You might include in your answer:
* The research you will need to undertake
* People you will need to talk to
* Estimation of the time it will take
* External help you may have to call on
* Resources you will need
Can you work in a team?/with little supervision? Give an example.
The days of the brilliant lone scientist are long gone, and nowadays you need to be able to work effectively with others, so communication skills are paramount.
Before your interview try to think of examples of where you have had to work in a team to achieve some goal – these could come from vacation jobs, sports, university societies or school
Describe how the team did any of the following:
* Identified its aims
* Achieved its aims
* Allocated responsibilities
* Coped with difficulties
* Coped with change.
How good are your computing skills?
Computing skills are becoming important in all jobs – rather like the skill of driving. However for most jobs you do not need to be able to program although knowledge of FORTRAN might be useful for some jobs.
If you can use a database, statistical package or spreadsheet – even at a basic level tell them. You could also mention if you have used Microsoft Windows, email or the Internet. They will almost certainly not be looking for specific skills, just a general familiarity and willingness to learn
Describe where and how you have used computers. Demonstrate your awareness of the particular functions computers can be put to. Consider how your IT experience may be of benefit to the work of the organisation you are being interviewed by.
Give an example of where you have had to communicate effectively?/Can you write reports?
Writing skills are important in most scientific jobs and the ability to document your work clearly so that it can be emulated by others and to write comprehensive but concise reports are needed by most scientists. Often this question will be phrased more widely – e.g. give an example of when you have had to communicate effectively
You should give examples of your written work and also of the approach you have taken to written work.

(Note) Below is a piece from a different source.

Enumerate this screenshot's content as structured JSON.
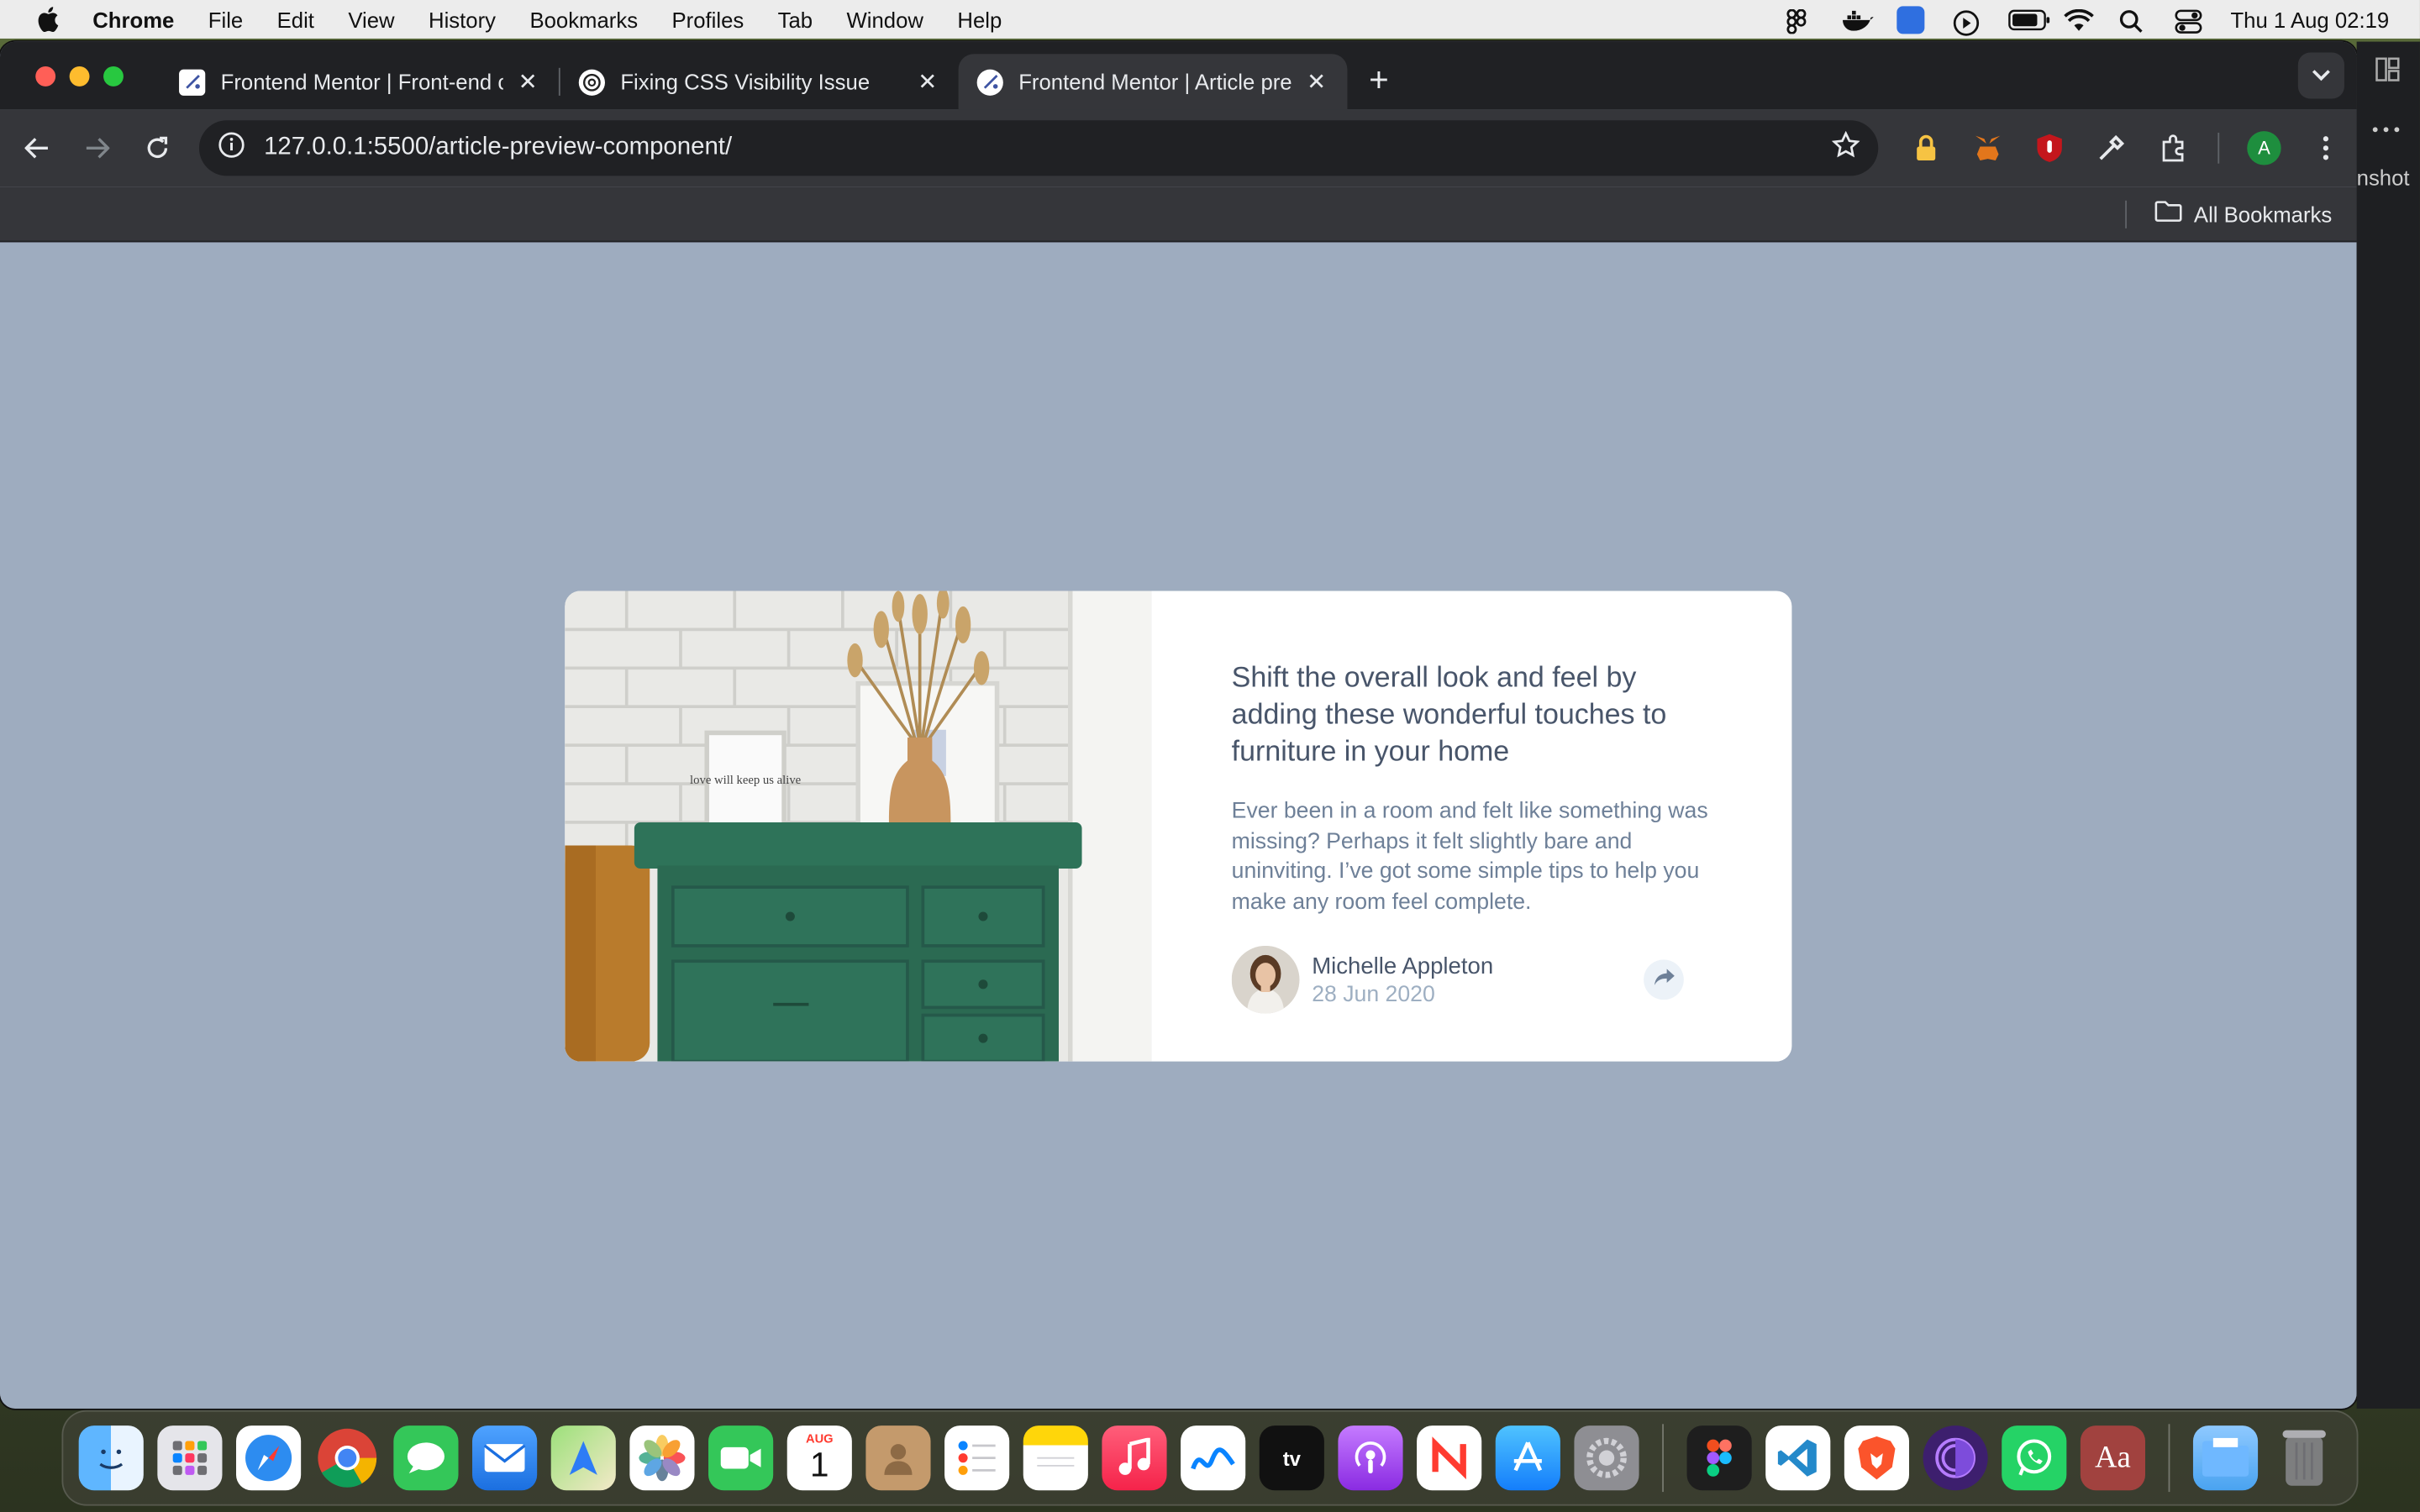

In other words, show how you:
* Accepted the need for them
* Approached their writing in a professional manner
* Have had successful assessments for reports you have produced
* Designated an appropriate amount of time for written work
* Co-ordinated the writing of a report from the work of a team.
What benefits did you gain from your placement?
If you have done a relevant placement, you may find that much of the interview will centre round this – it can certainly be a major selling point for you, so think carefully back through what you did.
You could mention how much responsibility you were given, what type of team you were in, what projects, if any, you were involved with.
If you haven’t done a placement you could focus on the things you learned in any vacation job you did – almost any job will involve working in a team and getting on with other people
Other benefits might include:
* Introduction to new techniques, materials, equipment, products etc,
* A network of contacts available to you for information and advice
* Enhanced self-confidence
* An opportunity to make a positive contribution to a project
* A more focused attitude toward your academic work.
Technical questions on science e.g. What is entropy? What does HIV stand for?
Questions may start easy and get harder.
If they ask a question to which you have forgotten the answer to, tell them you have studied the topic but can’t recall it – if this is true! Go on to say how you would find out or talk about the general area the question addresses. Don’t just say that you don’t know the answer
Many questions of a technical nature may also be posed in a hypothetical way. For example:
* “What procedure might be advisable if you encountered ………. ?”
* “If there were a dangerous chemical leak what would you do?”
* “What specialised equipment would you need for ?”
Have you got any questions?
Try to ask questions to which you really want to know the answer. There follows a few that will give you ideas.
* What equipment facilities would I be using?
* What major projects/products are being worked on?
* What is the typical make up of project teams.
* What training would I receive?
* How would I be kept up to date with recent developments in my field?
* Will I have my own bench space?